**What is expected**
For every line of the records below that holds "this", add one. Give only the final total.

**Supplied material**
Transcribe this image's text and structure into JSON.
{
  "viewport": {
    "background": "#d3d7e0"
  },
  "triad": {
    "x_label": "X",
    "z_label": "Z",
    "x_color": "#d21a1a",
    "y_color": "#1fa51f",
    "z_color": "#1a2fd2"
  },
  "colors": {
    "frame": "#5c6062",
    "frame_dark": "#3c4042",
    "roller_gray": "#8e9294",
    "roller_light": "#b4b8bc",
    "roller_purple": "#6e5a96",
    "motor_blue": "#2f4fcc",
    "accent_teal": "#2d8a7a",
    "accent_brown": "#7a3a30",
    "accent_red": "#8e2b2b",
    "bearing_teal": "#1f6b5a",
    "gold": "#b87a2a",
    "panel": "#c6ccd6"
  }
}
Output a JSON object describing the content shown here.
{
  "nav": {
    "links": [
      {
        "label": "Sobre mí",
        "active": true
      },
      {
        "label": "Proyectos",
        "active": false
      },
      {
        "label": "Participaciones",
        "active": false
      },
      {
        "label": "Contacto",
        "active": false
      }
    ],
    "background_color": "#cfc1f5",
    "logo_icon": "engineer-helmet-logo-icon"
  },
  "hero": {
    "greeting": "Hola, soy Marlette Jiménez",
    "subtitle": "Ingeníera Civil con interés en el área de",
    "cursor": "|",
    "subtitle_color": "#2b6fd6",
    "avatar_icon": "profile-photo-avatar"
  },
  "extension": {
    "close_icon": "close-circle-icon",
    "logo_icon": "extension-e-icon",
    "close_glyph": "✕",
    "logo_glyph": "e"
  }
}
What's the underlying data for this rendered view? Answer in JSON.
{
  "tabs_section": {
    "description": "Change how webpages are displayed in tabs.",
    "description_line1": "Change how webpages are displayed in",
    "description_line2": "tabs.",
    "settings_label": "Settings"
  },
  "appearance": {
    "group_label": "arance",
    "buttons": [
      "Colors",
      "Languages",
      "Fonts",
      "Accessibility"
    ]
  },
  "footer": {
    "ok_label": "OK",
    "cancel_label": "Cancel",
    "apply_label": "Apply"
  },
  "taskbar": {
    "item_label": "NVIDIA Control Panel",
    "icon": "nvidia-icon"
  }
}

**Solution**
2